10/25/2019, 6 a.m.
In 2002, Melissa Hagerman found herself at a crossroads following the death of her mother, whose experience with Alzheimer’s disease, ...

In 2002, Melissa Hagerman found herself at a crossroads following the death of her mother, whose experience with Alzheimer’s disease, in her words, slowly took her away from her family.

Considering the path before her, Ms. Hagerman faced a critical choice: “I realized I could either bury my head in the sand or do something to try to make a difference.”

Seventeen years later, and a little over a week until the nationwide Walk to End Alzheimer’s on Saturday, Nov. 2, Ms. Hagerman is excited as she serves as the volunteer chair helping to organize the Greater Richmond Chapter of the Alzheimer’s Association’s edition of the nationwide event.

“I’m excited for the walk,” says Ms. Hagerman, who is chairing the event for the first time after volunteering with the event for about six years. “It’s such a great event to celebrate all the accomplishments we’ve made.”

Founded in Chicago in 1980 by Jerome H. Stone and several of his family members, the Alzheimer’s Association established the Walk to End Alzheimer’s in 1989, raising $149,000 from 1,249 participants across nine chapters in its first year, when it was originally known as the Memory Walk. Last year’s walk generated around $9 million in funding from more than 65,000 teams and 600 walks.

The Richmond Chapter, started in 1981 and officially recognized in 1983, is expecting 3,000 people to participate in the event that will start at the Bon Secours Washington NFL team training facility at 2401 W. Leigh St.

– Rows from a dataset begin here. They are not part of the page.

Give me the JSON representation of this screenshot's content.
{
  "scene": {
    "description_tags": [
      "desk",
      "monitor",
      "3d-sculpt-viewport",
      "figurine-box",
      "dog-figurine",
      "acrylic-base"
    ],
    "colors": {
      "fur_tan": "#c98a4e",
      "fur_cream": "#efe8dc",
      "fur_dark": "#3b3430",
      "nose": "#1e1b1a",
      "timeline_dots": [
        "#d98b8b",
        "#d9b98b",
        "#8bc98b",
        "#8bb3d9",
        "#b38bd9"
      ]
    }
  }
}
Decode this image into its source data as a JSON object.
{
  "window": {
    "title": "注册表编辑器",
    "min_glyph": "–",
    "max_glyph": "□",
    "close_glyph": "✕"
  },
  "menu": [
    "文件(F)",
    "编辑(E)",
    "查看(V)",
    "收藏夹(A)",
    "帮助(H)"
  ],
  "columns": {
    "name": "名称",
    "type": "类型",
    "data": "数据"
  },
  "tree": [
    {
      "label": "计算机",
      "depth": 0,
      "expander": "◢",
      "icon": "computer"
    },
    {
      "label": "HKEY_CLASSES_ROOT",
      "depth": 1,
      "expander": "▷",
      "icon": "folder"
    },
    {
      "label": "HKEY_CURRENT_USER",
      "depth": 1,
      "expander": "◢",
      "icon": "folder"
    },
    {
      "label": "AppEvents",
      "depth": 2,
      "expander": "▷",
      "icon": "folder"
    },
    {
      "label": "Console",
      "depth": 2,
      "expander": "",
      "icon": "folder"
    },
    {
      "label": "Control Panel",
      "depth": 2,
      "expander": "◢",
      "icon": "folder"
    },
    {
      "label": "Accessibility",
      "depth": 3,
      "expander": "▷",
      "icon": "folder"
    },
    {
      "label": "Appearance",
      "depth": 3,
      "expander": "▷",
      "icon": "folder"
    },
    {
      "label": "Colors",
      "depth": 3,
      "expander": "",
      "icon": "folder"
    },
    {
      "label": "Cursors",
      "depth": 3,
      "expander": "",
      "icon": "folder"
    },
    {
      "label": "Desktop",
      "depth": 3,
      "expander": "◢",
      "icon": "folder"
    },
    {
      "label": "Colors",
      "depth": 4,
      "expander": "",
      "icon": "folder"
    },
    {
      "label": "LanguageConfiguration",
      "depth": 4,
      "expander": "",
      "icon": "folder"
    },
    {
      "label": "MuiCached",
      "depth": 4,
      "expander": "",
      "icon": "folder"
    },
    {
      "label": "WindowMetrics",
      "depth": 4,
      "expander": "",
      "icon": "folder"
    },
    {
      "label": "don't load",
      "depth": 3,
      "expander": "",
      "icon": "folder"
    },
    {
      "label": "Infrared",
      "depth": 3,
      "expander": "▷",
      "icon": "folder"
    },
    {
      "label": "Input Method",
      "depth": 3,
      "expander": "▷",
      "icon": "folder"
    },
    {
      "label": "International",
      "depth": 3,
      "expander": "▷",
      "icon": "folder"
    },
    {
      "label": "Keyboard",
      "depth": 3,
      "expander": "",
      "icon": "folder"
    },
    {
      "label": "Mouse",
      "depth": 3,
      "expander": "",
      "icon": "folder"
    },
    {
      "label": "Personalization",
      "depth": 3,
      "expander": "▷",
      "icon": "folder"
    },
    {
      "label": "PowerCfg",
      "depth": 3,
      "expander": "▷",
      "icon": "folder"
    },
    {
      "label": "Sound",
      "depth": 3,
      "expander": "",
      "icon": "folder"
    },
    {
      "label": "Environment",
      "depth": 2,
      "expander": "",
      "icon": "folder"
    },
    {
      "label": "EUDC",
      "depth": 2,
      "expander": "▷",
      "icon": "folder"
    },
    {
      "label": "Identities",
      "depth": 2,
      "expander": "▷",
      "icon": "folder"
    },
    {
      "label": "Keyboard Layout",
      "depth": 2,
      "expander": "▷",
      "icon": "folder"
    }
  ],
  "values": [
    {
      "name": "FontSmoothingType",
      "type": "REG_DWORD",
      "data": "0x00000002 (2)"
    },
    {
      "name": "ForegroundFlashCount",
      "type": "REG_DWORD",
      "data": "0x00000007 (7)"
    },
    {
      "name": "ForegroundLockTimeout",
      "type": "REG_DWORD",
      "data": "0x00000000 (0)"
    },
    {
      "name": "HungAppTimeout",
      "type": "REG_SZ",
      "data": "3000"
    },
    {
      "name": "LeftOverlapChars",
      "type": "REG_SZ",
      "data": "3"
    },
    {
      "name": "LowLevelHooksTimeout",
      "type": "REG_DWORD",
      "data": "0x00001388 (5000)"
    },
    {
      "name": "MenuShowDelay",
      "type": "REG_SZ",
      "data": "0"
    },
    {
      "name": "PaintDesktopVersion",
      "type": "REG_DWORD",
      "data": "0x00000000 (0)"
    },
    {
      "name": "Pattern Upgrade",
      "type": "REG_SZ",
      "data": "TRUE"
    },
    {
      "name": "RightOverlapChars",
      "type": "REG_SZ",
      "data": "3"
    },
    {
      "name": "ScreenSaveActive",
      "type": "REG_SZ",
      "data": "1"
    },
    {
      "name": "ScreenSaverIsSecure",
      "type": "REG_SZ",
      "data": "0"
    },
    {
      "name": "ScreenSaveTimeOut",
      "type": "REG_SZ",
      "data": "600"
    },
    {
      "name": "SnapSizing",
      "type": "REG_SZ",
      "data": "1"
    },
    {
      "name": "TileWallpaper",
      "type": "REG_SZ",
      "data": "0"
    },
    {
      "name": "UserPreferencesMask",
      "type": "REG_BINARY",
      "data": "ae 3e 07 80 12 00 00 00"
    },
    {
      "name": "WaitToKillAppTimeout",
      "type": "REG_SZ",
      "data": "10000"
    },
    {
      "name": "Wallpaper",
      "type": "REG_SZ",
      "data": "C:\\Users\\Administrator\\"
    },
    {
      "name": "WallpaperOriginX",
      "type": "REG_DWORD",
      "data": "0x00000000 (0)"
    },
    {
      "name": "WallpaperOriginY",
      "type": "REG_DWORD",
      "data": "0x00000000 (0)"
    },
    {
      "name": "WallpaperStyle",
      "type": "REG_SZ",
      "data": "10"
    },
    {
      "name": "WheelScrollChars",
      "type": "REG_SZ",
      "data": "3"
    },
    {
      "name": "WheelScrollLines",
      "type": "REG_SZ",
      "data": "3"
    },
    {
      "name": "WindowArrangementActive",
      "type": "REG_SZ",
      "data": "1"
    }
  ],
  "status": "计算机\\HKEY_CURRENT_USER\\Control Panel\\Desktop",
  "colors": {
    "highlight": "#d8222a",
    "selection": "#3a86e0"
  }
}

Accommodations are set to ensure an inclusive day for a wide range of ages and abilities, from those with strollers and wheelchairs to children and dog-walkers. All have a choice of participating in a 1-mile or 3-mile walk.

Event organizers are hoping to bring in $600,000 to assist them in raising awareness of the disease and funding Alzheimer’s care and research initiatives, including support groups, community education programs and a 24/7 helpline.

Beyond the walk, Ms. Hagerman hopes “to continue to move the needle” with outreach to organizations that may be unaware of the impact Alzheimer’s and dementia have on employees, and to share solutions to ensure an environment of engagement, knowledge and support.

She also seeks to raise awareness of the Alzheimer’s Association’s services in the Metro Richmond area, especially in communities that may not be aware of the nature of Alzheimer’s or dementia, how to properly address symptoms or the people willing and eager to assist them.

“It’s rewarding to give back to a cause that is so personal to me,” Ms. Hagerman says. “It gives me hope to know that the work the group is doing will hopefully someday lead to a cure.”

No. 1 volunteer position: Chair, Greater Richmond Chapter Alzheimer’s Association Walk To End Alzheimer’s.

Occupation: Vice president for human resources at Genworth.

Place of birth: Potsdam, N.Y.

Current residence: Henrico County,

Education: Bachelor’s in human resources management, University of Richmond.

Family: Husband, Mark; two grown sons, Nolan and Patrick; and two beloved foxhounds, Jackson and Phoebe.

When and why I became involved with the Alzheimer’s Association of Greater Richmond: My mother had Alzheimer’s. I watched it slowly take her from my family. After she passed in 2002, I realized I could either bury my head in the sand or do something to try to make a difference.